NEWS: CDKN Journalist fellows win award for climate change reporting
In front of their peers, and in the presence of the Minister of Environment and Forests, Government of India, and many leading environmental activists, Subhra Priyadarshini and Amantha Perera were presented with the South Asia Climate Change Award (SACCA) on 30th January 2014 in New Delhi.
Subhra and Amantha have been recognised for their contribution to climate change reporting in their respective country, India and Sri Lanka. They were selected from a group of around 50 leading journalists from Bangladesh, Bhutan, India, Nepal, Pakistan and Sri Lanka who have been participating in a fellowship programme organised by Panos South Asia and supported by CDKN since 2012.
A panel of experts selected Subhra and Amantha on the basis of reports filed as part of the fellowship programme which have put new issues on the agenda of decision-makers and helped make visible the challenge of climate compatible development in their respective country.
Amantha Perera is a writer and a multi-media journalist based in Colombo, Sri Lanka. His work regularly appears in TIME, Reuters/AlertNet, Inter Press News Service – IPS, and Integrated Regional Information Network – IRIN. He concentrates on coverage on Sri Lanka’s post-conflict situation, humanitarian aid, human rights, climate change and impact on the region and adaptation measures. He has worked extensively in the region and reported from the US, Brazil, India, South Korea, Thailand, Indonesia and Nepal.

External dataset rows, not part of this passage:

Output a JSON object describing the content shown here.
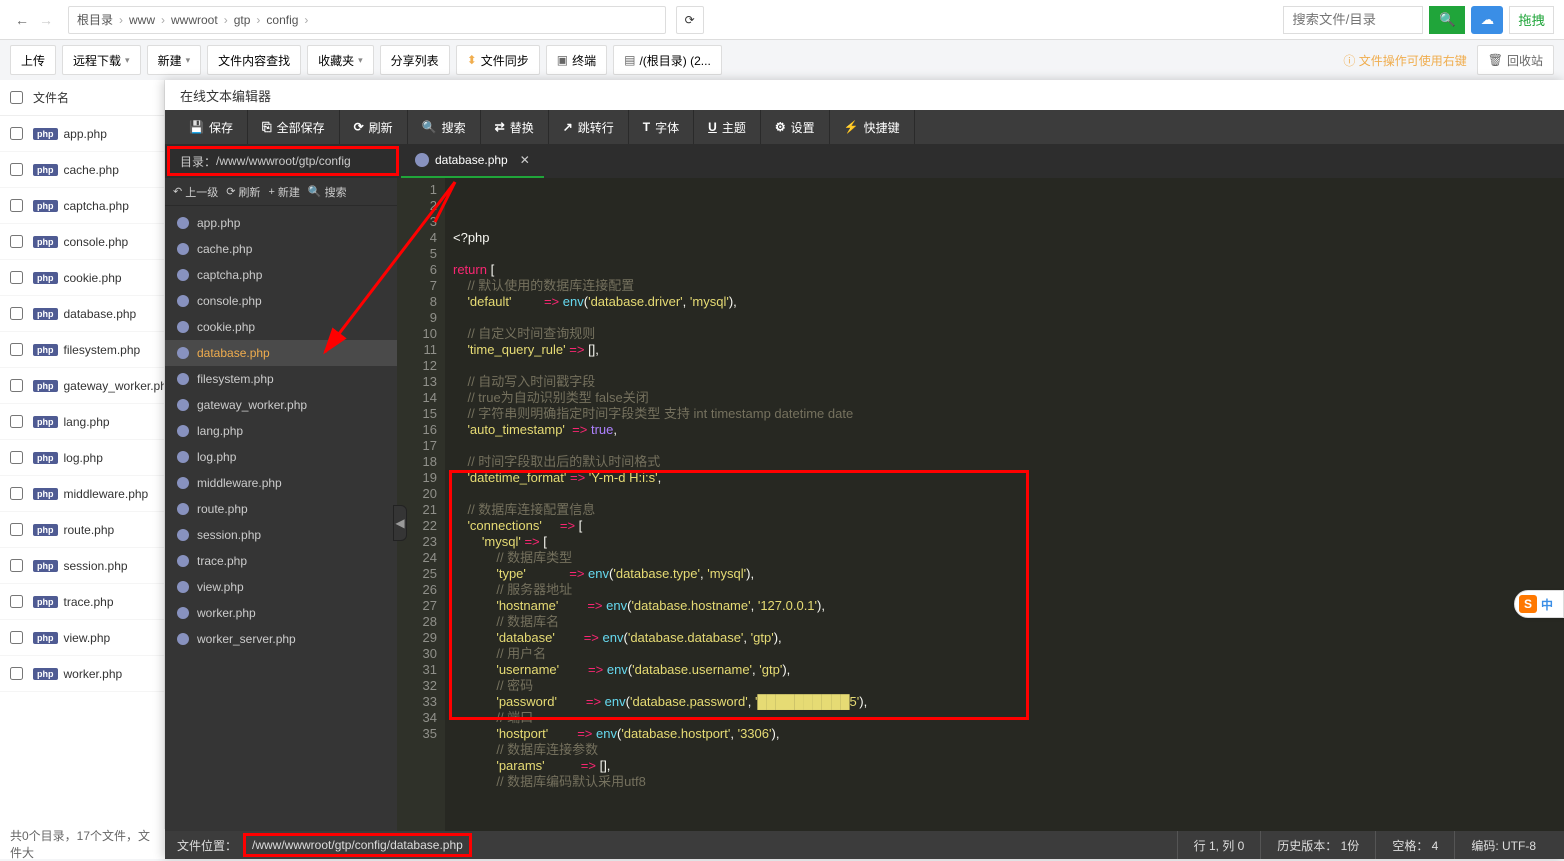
{
  "breadcrumb": {
    "root": "根目录",
    "parts": [
      "www",
      "wwwroot",
      "gtp",
      "config"
    ]
  },
  "search": {
    "placeholder": "搜索文件/目录",
    "grip": "拖拽"
  },
  "toolbar": {
    "upload": "上传",
    "remote": "远程下载",
    "new": "新建",
    "content_search": "文件内容查找",
    "favorites": "收藏夹",
    "share": "分享列表",
    "sync": "文件同步",
    "terminal": "终端",
    "root_path": "/(根目录) (2...",
    "hint": "文件操作可使用右键",
    "recycle": "回收站"
  },
  "file_panel": {
    "header": "文件名",
    "files": [
      "app.php",
      "cache.php",
      "captcha.php",
      "console.php",
      "cookie.php",
      "database.php",
      "filesystem.php",
      "gateway_worker.php",
      "lang.php",
      "log.php",
      "middleware.php",
      "route.php",
      "session.php",
      "trace.php",
      "view.php",
      "worker.php"
    ],
    "status": "共0个目录，17个文件，文件大"
  },
  "editor": {
    "title": "在线文本编辑器",
    "toolbar": {
      "save": "保存",
      "save_all": "全部保存",
      "refresh": "刷新",
      "search": "搜索",
      "replace": "替换",
      "goto": "跳转行",
      "font": "字体",
      "theme": "主题",
      "settings": "设置",
      "shortcut": "快捷键"
    },
    "path_label": "目录：",
    "path_value": "/www/wwwroot/gtp/config",
    "tab_name": "database.php",
    "tree_toolbar": {
      "up": "上一级",
      "refresh": "刷新",
      "new": "新建",
      "search": "搜索"
    },
    "tree_files": [
      "app.php",
      "cache.php",
      "captcha.php",
      "console.php",
      "cookie.php",
      "database.php",
      "filesystem.php",
      "gateway_worker.php",
      "lang.php",
      "log.php",
      "middleware.php",
      "route.php",
      "session.php",
      "trace.php",
      "view.php",
      "worker.php",
      "worker_server.php"
    ],
    "tree_active": "database.php",
    "status": {
      "path_label": "文件位置：",
      "path_value": "/www/wwwroot/gtp/config/database.php",
      "pos": "行 1, 列 0",
      "history": "历史版本： 1份",
      "spaces": "空格： 4",
      "encoding": "编码: UTF-8"
    }
  },
  "code": {
    "line_start": 1,
    "line_end": 35,
    "lines": [
      {
        "n": 1,
        "html": "<span class='tok-pn'>&lt;?php</span>"
      },
      {
        "n": 2,
        "html": ""
      },
      {
        "n": 3,
        "html": "<span class='tok-kw'>return</span> <span class='tok-pn'>[</span>"
      },
      {
        "n": 4,
        "html": "    <span class='tok-cm'>// 默认使用的数据库连接配置</span>"
      },
      {
        "n": 5,
        "html": "    <span class='tok-str'>'default'</span>         <span class='tok-op'>=&gt;</span> <span class='tok-fn'>env</span>(<span class='tok-str'>'database.driver'</span>, <span class='tok-str'>'mysql'</span>),"
      },
      {
        "n": 6,
        "html": ""
      },
      {
        "n": 7,
        "html": "    <span class='tok-cm'>// 自定义时间查询规则</span>"
      },
      {
        "n": 8,
        "html": "    <span class='tok-str'>'time_query_rule'</span> <span class='tok-op'>=&gt;</span> [],"
      },
      {
        "n": 9,
        "html": ""
      },
      {
        "n": 10,
        "html": "    <span class='tok-cm'>// 自动写入时间戳字段</span>"
      },
      {
        "n": 11,
        "html": "    <span class='tok-cm'>// true为自动识别类型 false关闭</span>"
      },
      {
        "n": 12,
        "html": "    <span class='tok-cm'>// 字符串则明确指定时间字段类型 支持 int timestamp datetime date</span>"
      },
      {
        "n": 13,
        "html": "    <span class='tok-str'>'auto_timestamp'</span>  <span class='tok-op'>=&gt;</span> <span class='tok-bool'>true</span>,"
      },
      {
        "n": 14,
        "html": ""
      },
      {
        "n": 15,
        "html": "    <span class='tok-cm'>// 时间字段取出后的默认时间格式</span>"
      },
      {
        "n": 16,
        "html": "    <span class='tok-str'>'datetime_format'</span> <span class='tok-op'>=&gt;</span> <span class='tok-str'>'Y-m-d H:i:s'</span>,"
      },
      {
        "n": 17,
        "html": ""
      },
      {
        "n": 18,
        "html": "    <span class='tok-cm'>// 数据库连接配置信息</span>"
      },
      {
        "n": 19,
        "html": "    <span class='tok-str'>'connections'</span>     <span class='tok-op'>=&gt;</span> ["
      },
      {
        "n": 20,
        "html": "        <span class='tok-str'>'mysql'</span> <span class='tok-op'>=&gt;</span> ["
      },
      {
        "n": 21,
        "html": "            <span class='tok-cm'>// 数据库类型</span>"
      },
      {
        "n": 22,
        "html": "            <span class='tok-str'>'type'</span>            <span class='tok-op'>=&gt;</span> <span class='tok-fn'>env</span>(<span class='tok-str'>'database.type'</span>, <span class='tok-str'>'mysql'</span>),"
      },
      {
        "n": 23,
        "html": "            <span class='tok-cm'>// 服务器地址</span>"
      },
      {
        "n": 24,
        "html": "            <span class='tok-str'>'hostname'</span>        <span class='tok-op'>=&gt;</span> <span class='tok-fn'>env</span>(<span class='tok-str'>'database.hostname'</span>, <span class='tok-str'>'127.0.0.1'</span>),"
      },
      {
        "n": 25,
        "html": "            <span class='tok-cm'>// 数据库名</span>"
      },
      {
        "n": 26,
        "html": "            <span class='tok-str'>'database'</span>        <span class='tok-op'>=&gt;</span> <span class='tok-fn'>env</span>(<span class='tok-str'>'database.database'</span>, <span class='tok-str'>'gtp'</span>),"
      },
      {
        "n": 27,
        "html": "            <span class='tok-cm'>// 用户名</span>"
      },
      {
        "n": 28,
        "html": "            <span class='tok-str'>'username'</span>        <span class='tok-op'>=&gt;</span> <span class='tok-fn'>env</span>(<span class='tok-str'>'database.username'</span>, <span class='tok-str'>'gtp'</span>),"
      },
      {
        "n": 29,
        "html": "            <span class='tok-cm'>// 密码</span>"
      },
      {
        "n": 30,
        "html": "            <span class='tok-str'>'password'</span>        <span class='tok-op'>=&gt;</span> <span class='tok-fn'>env</span>(<span class='tok-str'>'database.password'</span>, <span class='tok-str'>'██████████5'</span>),"
      },
      {
        "n": 31,
        "html": "            <span class='tok-cm'>// 端口</span>"
      },
      {
        "n": 32,
        "html": "            <span class='tok-str'>'hostport'</span>        <span class='tok-op'>=&gt;</span> <span class='tok-fn'>env</span>(<span class='tok-str'>'database.hostport'</span>, <span class='tok-str'>'3306'</span>),"
      },
      {
        "n": 33,
        "html": "            <span class='tok-cm'>// 数据库连接参数</span>"
      },
      {
        "n": 34,
        "html": "            <span class='tok-str'>'params'</span>          <span class='tok-op'>=&gt;</span> [],"
      },
      {
        "n": 35,
        "html": "            <span class='tok-cm'>// 数据库编码默认采用utf8</span>"
      }
    ]
  },
  "sogou": {
    "text": "中"
  }
}
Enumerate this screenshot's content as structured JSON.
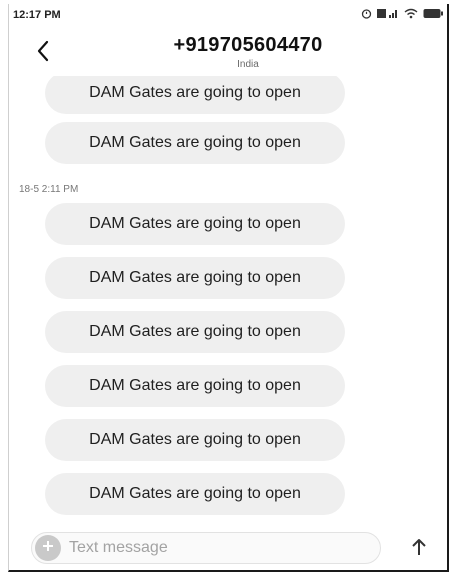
{
  "status_bar": {
    "time": "12:17 PM"
  },
  "header": {
    "contact_number": "+919705604470",
    "contact_country": "India",
    "back_icon": "chevron-left-icon"
  },
  "conversation": {
    "messages_before": [
      {
        "text": "DAM Gates are going to open"
      },
      {
        "text": "DAM Gates are going to open"
      }
    ],
    "timestamp": "18-5 2:11 PM",
    "messages_after": [
      {
        "text": "DAM Gates are going to open"
      },
      {
        "text": "DAM Gates are going to open"
      },
      {
        "text": "DAM Gates are going to open"
      },
      {
        "text": "DAM Gates are going to open"
      },
      {
        "text": "DAM Gates are going to open"
      },
      {
        "text": "DAM Gates are going to open"
      }
    ]
  },
  "compose": {
    "placeholder": "Text message",
    "add_icon": "plus-icon",
    "send_icon": "arrow-up-icon"
  },
  "colors": {
    "bubble_background": "#efefef",
    "add_button": "#c9c9c9"
  }
}
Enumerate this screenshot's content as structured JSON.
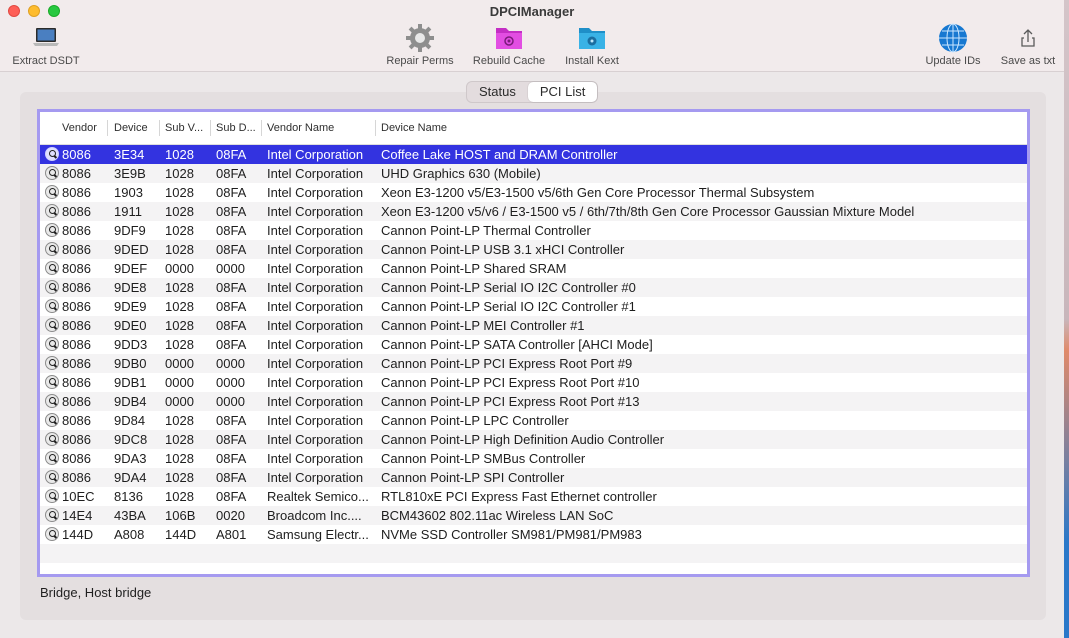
{
  "window": {
    "title": "DPCIManager"
  },
  "toolbar": {
    "extract_dsdt": "Extract DSDT",
    "repair_perms": "Repair Perms",
    "rebuild_cache": "Rebuild Cache",
    "install_kext": "Install Kext",
    "update_ids": "Update IDs",
    "save_as_txt": "Save as txt"
  },
  "tabs": {
    "status": "Status",
    "pci_list": "PCI List",
    "active": "PCI List"
  },
  "table": {
    "headers": [
      "Vendor",
      "Device",
      "Sub V...",
      "Sub D...",
      "Vendor Name",
      "Device Name"
    ],
    "selected_index": 0,
    "rows": [
      [
        "8086",
        "3E34",
        "1028",
        "08FA",
        "Intel Corporation",
        "Coffee Lake HOST and DRAM Controller"
      ],
      [
        "8086",
        "3E9B",
        "1028",
        "08FA",
        "Intel Corporation",
        "UHD Graphics 630 (Mobile)"
      ],
      [
        "8086",
        "1903",
        "1028",
        "08FA",
        "Intel Corporation",
        "Xeon E3-1200 v5/E3-1500 v5/6th Gen Core Processor Thermal Subsystem"
      ],
      [
        "8086",
        "1911",
        "1028",
        "08FA",
        "Intel Corporation",
        "Xeon E3-1200 v5/v6 / E3-1500 v5 / 6th/7th/8th Gen Core Processor Gaussian Mixture Model"
      ],
      [
        "8086",
        "9DF9",
        "1028",
        "08FA",
        "Intel Corporation",
        "Cannon Point-LP Thermal Controller"
      ],
      [
        "8086",
        "9DED",
        "1028",
        "08FA",
        "Intel Corporation",
        "Cannon Point-LP USB 3.1 xHCI Controller"
      ],
      [
        "8086",
        "9DEF",
        "0000",
        "0000",
        "Intel Corporation",
        "Cannon Point-LP Shared SRAM"
      ],
      [
        "8086",
        "9DE8",
        "1028",
        "08FA",
        "Intel Corporation",
        "Cannon Point-LP Serial IO I2C Controller #0"
      ],
      [
        "8086",
        "9DE9",
        "1028",
        "08FA",
        "Intel Corporation",
        "Cannon Point-LP Serial IO I2C Controller #1"
      ],
      [
        "8086",
        "9DE0",
        "1028",
        "08FA",
        "Intel Corporation",
        "Cannon Point-LP MEI Controller #1"
      ],
      [
        "8086",
        "9DD3",
        "1028",
        "08FA",
        "Intel Corporation",
        "Cannon Point-LP SATA Controller [AHCI Mode]"
      ],
      [
        "8086",
        "9DB0",
        "0000",
        "0000",
        "Intel Corporation",
        "Cannon Point-LP PCI Express Root Port #9"
      ],
      [
        "8086",
        "9DB1",
        "0000",
        "0000",
        "Intel Corporation",
        "Cannon Point-LP PCI Express Root Port #10"
      ],
      [
        "8086",
        "9DB4",
        "0000",
        "0000",
        "Intel Corporation",
        "Cannon Point-LP PCI Express Root Port #13"
      ],
      [
        "8086",
        "9D84",
        "1028",
        "08FA",
        "Intel Corporation",
        "Cannon Point-LP LPC Controller"
      ],
      [
        "8086",
        "9DC8",
        "1028",
        "08FA",
        "Intel Corporation",
        "Cannon Point-LP High Definition Audio Controller"
      ],
      [
        "8086",
        "9DA3",
        "1028",
        "08FA",
        "Intel Corporation",
        "Cannon Point-LP SMBus Controller"
      ],
      [
        "8086",
        "9DA4",
        "1028",
        "08FA",
        "Intel Corporation",
        "Cannon Point-LP SPI Controller"
      ],
      [
        "10EC",
        "8136",
        "1028",
        "08FA",
        "Realtek Semico...",
        "RTL810xE PCI Express Fast Ethernet controller"
      ],
      [
        "14E4",
        "43BA",
        "106B",
        "0020",
        "Broadcom Inc....",
        "BCM43602 802.11ac Wireless LAN SoC"
      ],
      [
        "144D",
        "A808",
        "144D",
        "A801",
        "Samsung Electr...",
        "NVMe SSD Controller SM981/PM981/PM983"
      ]
    ]
  },
  "status_text": "Bridge, Host bridge",
  "colors": {
    "selection": "#3333e0",
    "focus_ring": "#a59af0",
    "accent_magenta": "#d43ad4",
    "accent_cyan": "#2aa6d6"
  },
  "icons": {
    "extract_dsdt": "laptop-icon",
    "repair_perms": "gear-icon",
    "rebuild_cache": "magenta-folder-icon",
    "install_kext": "blue-folder-icon",
    "update_ids": "globe-icon",
    "save_as_txt": "share-icon",
    "row": "magnifier-icon"
  }
}
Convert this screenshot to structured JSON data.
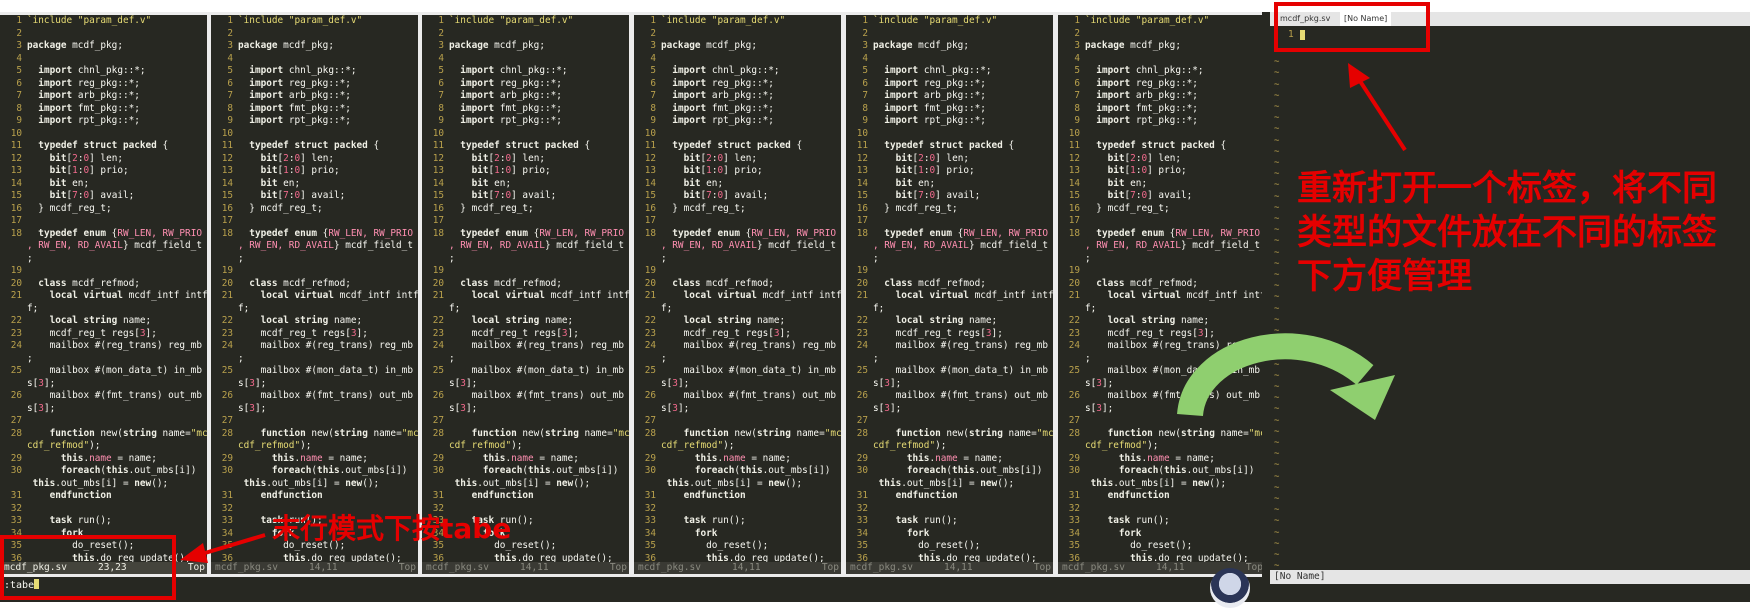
{
  "code_lines": [
    {
      "n": "1",
      "html": "<span class=\"str\">`include \"param_def.v\"</span>"
    },
    {
      "n": "2",
      "html": ""
    },
    {
      "n": "3",
      "html": "<span class=\"kw\">package</span> mcdf_pkg;"
    },
    {
      "n": "4",
      "html": ""
    },
    {
      "n": "5",
      "html": "  <span class=\"kw\">import</span> chnl_pkg::*;"
    },
    {
      "n": "6",
      "html": "  <span class=\"kw\">import</span> reg_pkg::*;"
    },
    {
      "n": "7",
      "html": "  <span class=\"kw\">import</span> arb_pkg::*;"
    },
    {
      "n": "8",
      "html": "  <span class=\"kw\">import</span> fmt_pkg::*;"
    },
    {
      "n": "9",
      "html": "  <span class=\"kw\">import</span> rpt_pkg::*;"
    },
    {
      "n": "10",
      "html": ""
    },
    {
      "n": "11",
      "html": "  <span class=\"kw\">typedef struct packed</span> {"
    },
    {
      "n": "12",
      "html": "    <span class=\"kw\">bit</span>[<span class=\"num\">2</span>:<span class=\"num\">0</span>] len;"
    },
    {
      "n": "13",
      "html": "    <span class=\"kw\">bit</span>[<span class=\"num\">1</span>:<span class=\"num\">0</span>] prio;"
    },
    {
      "n": "14",
      "html": "    <span class=\"kw\">bit</span> en;"
    },
    {
      "n": "15",
      "html": "    <span class=\"kw\">bit</span>[<span class=\"num\">7</span>:<span class=\"num\">0</span>] avail;"
    },
    {
      "n": "16",
      "html": "  } mcdf_reg_t;"
    },
    {
      "n": "17",
      "html": ""
    },
    {
      "n": "18",
      "html": "  <span class=\"kw\">typedef enum</span> {<span class=\"tp\">RW_LEN, RW_PRIO</span>"
    },
    {
      "n": "",
      "html": "<span class=\"tp\">, RW_EN, RD_AVAIL</span>} mcdf_field_t"
    },
    {
      "n": "",
      "html": ";"
    },
    {
      "n": "19",
      "html": ""
    },
    {
      "n": "20",
      "html": "  <span class=\"kw\">class</span> mcdf_refmod;"
    },
    {
      "n": "21",
      "html": "    <span class=\"kw\">local virtual</span> mcdf_intf intf"
    },
    {
      "n": "",
      "html": "f;"
    },
    {
      "n": "22",
      "html": "    <span class=\"kw\">local string</span> name;"
    },
    {
      "n": "23",
      "html": "    mcdf_reg_t regs[<span class=\"num\">3</span>];"
    },
    {
      "n": "24",
      "html": "    mailbox #(reg_trans) reg_mb"
    },
    {
      "n": "",
      "html": ";"
    },
    {
      "n": "25",
      "html": "    mailbox #(mon_data_t) in_mb"
    },
    {
      "n": "",
      "html": "s[<span class=\"num\">3</span>];"
    },
    {
      "n": "26",
      "html": "    mailbox #(fmt_trans) out_mb"
    },
    {
      "n": "",
      "html": "s[<span class=\"num\">3</span>];"
    },
    {
      "n": "27",
      "html": ""
    },
    {
      "n": "28",
      "html": "    <span class=\"kw\">function</span> new(<span class=\"kw\">string</span> name=<span class=\"str\">\"mcdf_refmod\"</span>);"
    },
    {
      "n": "",
      "html": "<span class=\"str\">cdf_refmod\"</span>);"
    },
    {
      "n": "29",
      "html": "      <span class=\"kw\">this</span>.<span class=\"tp\">name</span> = name;"
    },
    {
      "n": "30",
      "html": "      <span class=\"kw\">foreach</span>(<span class=\"kw\">this</span>.out_mbs[i])"
    },
    {
      "n": "",
      "html": " <span class=\"kw\">this</span>.out_mbs[i] = <span class=\"kw\">new</span>();"
    },
    {
      "n": "31",
      "html": "    <span class=\"kw\">endfunction</span>"
    },
    {
      "n": "32",
      "html": ""
    },
    {
      "n": "33",
      "html": "    <span class=\"kw\">task</span> run();"
    },
    {
      "n": "34",
      "html": "      <span class=\"kw\">fork</span>"
    },
    {
      "n": "35",
      "html": "        do_reset();"
    },
    {
      "n": "36",
      "html": "        <span class=\"kw\">this</span>.do_reg_update();"
    }
  ],
  "panes": [
    {
      "status_file": "mcdf_pkg.sv",
      "status_pos": "23,23",
      "status_top": "Top",
      "active": true
    },
    {
      "status_file": "mcdf_pkg.sv",
      "status_pos": "14,11",
      "status_top": "Top",
      "active": false
    },
    {
      "status_file": "mcdf_pkg.sv",
      "status_pos": "14,11",
      "status_top": "Top",
      "active": false
    },
    {
      "status_file": "mcdf_pkg.sv",
      "status_pos": "14,11",
      "status_top": "Top",
      "active": false
    },
    {
      "status_file": "mcdf_pkg.sv",
      "status_pos": "14,11",
      "status_top": "Top",
      "active": false
    },
    {
      "status_file": "mcdf_pkg.sv",
      "status_pos": "14,11",
      "status_top": "Top",
      "active": false
    }
  ],
  "cmdline": ":tabe",
  "right": {
    "tabs": [
      "mcdf_pkg.sv",
      "[No Name]"
    ],
    "line_number": "1",
    "status": "[No Name]"
  },
  "annotations": {
    "right_text": "重新打开一个标签，将不同类型的文件放在不同的标签下方便管理",
    "bottom_text": "末行模式下按tabe"
  },
  "colors": {
    "annotation_red": "#e50000",
    "arrow_green": "#8fcf6f",
    "vim_bg": "#272822"
  }
}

He was an international visiting scholar at the Graduate School of Journalism, University of California, Berkeley, California in 2003/04. He was also part of a team that was awarded the 2012 Prince Albert/United Nations Global Prize for Climate Change Reporting awarded to IPS for its coverage of the Rio+20 Conference. He began his journalism at the Sri Lankan weekly The Sunday Leader in 1998. Twitter: @AmanthaP
Read the reports which Amantha completed for the fellowship here. Some of the highlights include a story on the need for real-time sharing of weather data within the region, and a report on the connections between the economic downturn and planning for disasters.
Subhra Priyadarshini is an award winning science journalist and currently Editor of Nature India, the Nature Publishing Group’s (NPG) India operation. She was a deadline-chasing journalist covering politics and sports, fashion and films, crime and natural disasters in mainstream Indian media for over a dozen years. She finally chose to come back to her first love – science – in 2007 launching Nature India. Subhra has been a correspondent with major Indian dailies The Times of India, The Indian Express, The Asian Age, The Telegraph, news agency Press Trust of India (PTI) and environment fortnightly Down To Earth. She worked briefly for the Observer, London.
Subhra received the BBC World Service Trust award for her coverage of the ‘vanishing islands of Sunderbans’ in the Bay of Bengal in 2006. She received letters of commendation from the PTI for her coverage of the Orissa super cyclone in 1999 and the Indian Ocean tsunami in 2004. She is a regular contributor to BBC Radio’s Hindi science programme ‘Vigyan aur Vikas’ (Science and Development) and taught science communication at University of Calcutta.
Read the reports which Subhra completed for the fellowship here. Some of the highlights include a story about the high risk of flooding in peninsular India and the need for a South Asia charter for water, as well as a report from the fragile delta in the Bay of Bengal which found that it is not just climate change that threatens the existence of this world heritage mangrove tiger-land spread across the Indo-Bangladesh border
Visit the fellowship blog to read the excellent reports from other fellows and learn more about the programme.
The awards were presented at the opening ceremony of the 7th CMS Vatavarn (environmental) film festival and forum.